After the events of ‘The Final Empire’, Luthadel is in chaos – but Vin and Elend have no chance to rest. Having signed up to lead a simple heist, now Vin finds herself a pivotal figure in an emerging new religion, almost single-handedly responsible for the safety of the city, and the target of a mysterious new figure in the mists. Out of her depth, she leans on her trusted kandra companion, OreSeur – but one secret spirals into another, and her actions lead her into more and more conflict with her friends.
Meanwhile, Elend finds himself thrust into an unexpected position of leadership, and Sazed embarks on a quest for answers – a quest that takes him far from Luthadel and into the Eastern Dominance. The mists are behaving strangely, appearing during the day and even killing some of the skaa. There are no clear answers, and in a divided world everyone is keeping secrets. It’s impossible for anyone to know who to trust.
The complex dynamic between Vin and Elend is brilliantly written, even if not always comfortable to read. Relationships take work, and in many ways Vin and Elend are incredibly different people. Vin struggles to trust people, and remains a likeable but prickly – and sometimes naive – character. Similarly, Elend remains good-intentioned but remarkably innocent of the realities of human nature.
Sazed is a far more mature character – and, as a Terrisman, provides a fresh cultural perspective. His internal conflicts are subtler than the dramatics of Vin and Elend, but no less impactful.
It’s difficult to discuss the plot without giving spoilers for ‘The Final Empire’, but it moves from the traditional heist novel to more of a political fantasy, all about power struggles and backstabbing friends. There’s also the underlying threat of the mists and the Deepness – two mysterious, unknown threats hinted at in the prophecies but unclear in nature until it might be too late.

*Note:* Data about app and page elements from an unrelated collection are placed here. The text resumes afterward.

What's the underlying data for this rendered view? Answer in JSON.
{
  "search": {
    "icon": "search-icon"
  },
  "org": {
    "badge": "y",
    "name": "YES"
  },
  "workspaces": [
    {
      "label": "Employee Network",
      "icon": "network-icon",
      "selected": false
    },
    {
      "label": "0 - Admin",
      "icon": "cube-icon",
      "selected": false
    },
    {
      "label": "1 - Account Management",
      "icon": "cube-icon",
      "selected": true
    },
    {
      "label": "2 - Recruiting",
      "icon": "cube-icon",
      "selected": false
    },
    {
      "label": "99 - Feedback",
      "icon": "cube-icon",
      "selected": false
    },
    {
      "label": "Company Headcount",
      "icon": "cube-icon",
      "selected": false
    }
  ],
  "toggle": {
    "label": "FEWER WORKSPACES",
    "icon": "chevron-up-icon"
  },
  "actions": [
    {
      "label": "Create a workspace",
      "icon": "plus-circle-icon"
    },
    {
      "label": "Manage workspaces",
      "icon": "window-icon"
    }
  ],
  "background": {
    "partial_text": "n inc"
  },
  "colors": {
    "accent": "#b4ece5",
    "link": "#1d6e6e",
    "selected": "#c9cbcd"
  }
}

Overall, this is an excellent epic fantasy novel which takes the trilogy in a fresh direction without losing any of the brilliance of ‘The Final Empire. The characters remain complex and engaging, the plot fast-paced and twisty, and the magic system still has secrets. It also introduces the concepts of Ruin and Preservation – critical parts of the overall Cosmere lore – for the first time, laying the grounds for the involvement of a wider mythos. Highly recommended for all epic fantasy fans, especially fans of complex character dynamics and intricate fantasy lore.
Originally published in the US August 21st 2007
UK Publication December 10th 2009